Decorations are presented to the individual for gallantry, meritorious service or achievement. For example, a private can earn an Army Achievement Medal for being an exceptional soldier. A sailor can develop a new maintenance widget on a ship that saves the Navy millions of dollars per year and earn a Navy and Marine Corps Commendation Medal. A Marine can fight like a lion in a firefight while deployed and earn a Silver Star for gallantry. The point is, there are some awards that are given to everyone for being a part of an event (commemorating an event) and there are some medals presented to the individual for a job well done.

The one thing we know for sure is the military medals system of the U.S. military is imperfect. It is a system where some argue that awards like the Bronze Star Medal, Air Medal, Meritorious Service Medal, Legion of Merit and other military medals are given out too liberally to those who are closer to the flag pole and those who are out executing the mission and putting themselves at greater risk earn military medals of lesser impact. Opinions vary on the efficacy of the U.S. military medals system, but one thing is definite.
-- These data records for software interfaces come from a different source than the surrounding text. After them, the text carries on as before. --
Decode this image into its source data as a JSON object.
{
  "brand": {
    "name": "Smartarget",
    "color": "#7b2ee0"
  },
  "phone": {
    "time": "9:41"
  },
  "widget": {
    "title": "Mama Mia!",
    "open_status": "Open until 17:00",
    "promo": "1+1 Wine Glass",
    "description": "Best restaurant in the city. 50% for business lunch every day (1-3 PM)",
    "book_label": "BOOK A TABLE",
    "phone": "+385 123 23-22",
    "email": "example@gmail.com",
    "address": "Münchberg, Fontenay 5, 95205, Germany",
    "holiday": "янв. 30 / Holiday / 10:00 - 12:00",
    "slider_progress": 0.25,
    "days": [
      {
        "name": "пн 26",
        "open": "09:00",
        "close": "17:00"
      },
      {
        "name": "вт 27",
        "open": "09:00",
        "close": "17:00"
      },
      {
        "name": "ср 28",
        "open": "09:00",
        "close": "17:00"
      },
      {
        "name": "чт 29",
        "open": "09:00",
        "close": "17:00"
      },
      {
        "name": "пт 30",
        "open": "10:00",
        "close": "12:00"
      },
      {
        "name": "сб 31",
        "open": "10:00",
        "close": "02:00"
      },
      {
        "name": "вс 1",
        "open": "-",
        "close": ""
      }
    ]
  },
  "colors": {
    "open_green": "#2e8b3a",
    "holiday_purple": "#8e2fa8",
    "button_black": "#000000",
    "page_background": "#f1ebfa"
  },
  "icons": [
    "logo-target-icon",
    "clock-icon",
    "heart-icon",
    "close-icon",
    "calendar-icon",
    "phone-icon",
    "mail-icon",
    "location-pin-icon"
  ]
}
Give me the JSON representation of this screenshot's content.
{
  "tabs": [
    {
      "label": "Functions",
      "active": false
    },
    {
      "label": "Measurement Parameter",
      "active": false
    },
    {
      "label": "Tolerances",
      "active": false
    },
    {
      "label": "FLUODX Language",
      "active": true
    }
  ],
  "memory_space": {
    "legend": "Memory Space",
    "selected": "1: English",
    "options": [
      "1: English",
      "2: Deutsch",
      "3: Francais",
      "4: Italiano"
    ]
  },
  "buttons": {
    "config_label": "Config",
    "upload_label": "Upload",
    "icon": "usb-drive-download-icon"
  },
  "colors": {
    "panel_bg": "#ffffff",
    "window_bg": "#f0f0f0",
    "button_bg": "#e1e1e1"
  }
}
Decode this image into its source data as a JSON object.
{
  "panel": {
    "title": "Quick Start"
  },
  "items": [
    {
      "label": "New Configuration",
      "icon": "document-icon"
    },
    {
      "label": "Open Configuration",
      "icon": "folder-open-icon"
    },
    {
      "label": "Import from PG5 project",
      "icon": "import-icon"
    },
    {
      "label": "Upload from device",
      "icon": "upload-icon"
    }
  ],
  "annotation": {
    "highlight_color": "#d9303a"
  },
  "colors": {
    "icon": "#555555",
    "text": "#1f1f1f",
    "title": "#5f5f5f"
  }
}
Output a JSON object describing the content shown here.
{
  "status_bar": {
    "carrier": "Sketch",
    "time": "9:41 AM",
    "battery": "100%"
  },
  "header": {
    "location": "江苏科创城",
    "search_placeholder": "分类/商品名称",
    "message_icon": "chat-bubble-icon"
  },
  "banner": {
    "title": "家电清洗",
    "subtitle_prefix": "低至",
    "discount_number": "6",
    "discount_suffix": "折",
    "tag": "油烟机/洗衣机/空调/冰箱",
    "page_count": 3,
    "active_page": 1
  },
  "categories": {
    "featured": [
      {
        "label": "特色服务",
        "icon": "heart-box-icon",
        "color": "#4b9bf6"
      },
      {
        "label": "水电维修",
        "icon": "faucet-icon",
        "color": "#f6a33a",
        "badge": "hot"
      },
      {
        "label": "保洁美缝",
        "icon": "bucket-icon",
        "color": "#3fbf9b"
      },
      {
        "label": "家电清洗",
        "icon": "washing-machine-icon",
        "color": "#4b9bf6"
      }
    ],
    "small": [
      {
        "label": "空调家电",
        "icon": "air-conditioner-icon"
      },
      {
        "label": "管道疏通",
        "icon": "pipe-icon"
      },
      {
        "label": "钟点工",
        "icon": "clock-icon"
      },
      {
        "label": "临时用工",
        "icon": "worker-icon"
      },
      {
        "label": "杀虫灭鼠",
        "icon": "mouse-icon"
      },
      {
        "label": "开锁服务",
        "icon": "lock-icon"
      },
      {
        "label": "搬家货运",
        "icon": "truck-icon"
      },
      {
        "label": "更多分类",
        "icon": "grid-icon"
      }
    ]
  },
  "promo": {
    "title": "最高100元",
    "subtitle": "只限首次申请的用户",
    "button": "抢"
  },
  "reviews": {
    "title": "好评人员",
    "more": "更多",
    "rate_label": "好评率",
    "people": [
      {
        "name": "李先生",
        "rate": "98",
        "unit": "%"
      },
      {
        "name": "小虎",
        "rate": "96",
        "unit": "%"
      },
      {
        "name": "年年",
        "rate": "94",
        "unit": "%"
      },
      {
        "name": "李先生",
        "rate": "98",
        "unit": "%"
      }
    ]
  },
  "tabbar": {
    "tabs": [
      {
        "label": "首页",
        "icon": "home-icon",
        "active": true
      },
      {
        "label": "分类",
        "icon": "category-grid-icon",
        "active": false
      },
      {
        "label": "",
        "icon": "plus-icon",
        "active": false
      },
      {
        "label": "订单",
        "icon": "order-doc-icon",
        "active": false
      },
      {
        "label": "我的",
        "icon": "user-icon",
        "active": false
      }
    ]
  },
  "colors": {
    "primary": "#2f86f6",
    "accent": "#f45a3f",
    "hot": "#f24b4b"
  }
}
It was George Washington’s establishment of the Badge of Military Merit in 1782 that truly ushered in the use of U.S. military medals and created a military medals system for gallantry, fidelity and service. In 1932, Army Chief of Staff, General Douglas MacArthur revived the dormant Badge of Military Merit and the Purple Heart was established by order of the president with Washington’s likeness in the center of the medal and the words “For Military Merit” stamped on the reverse side of the medal, a tip of the hat to the award’s original roots.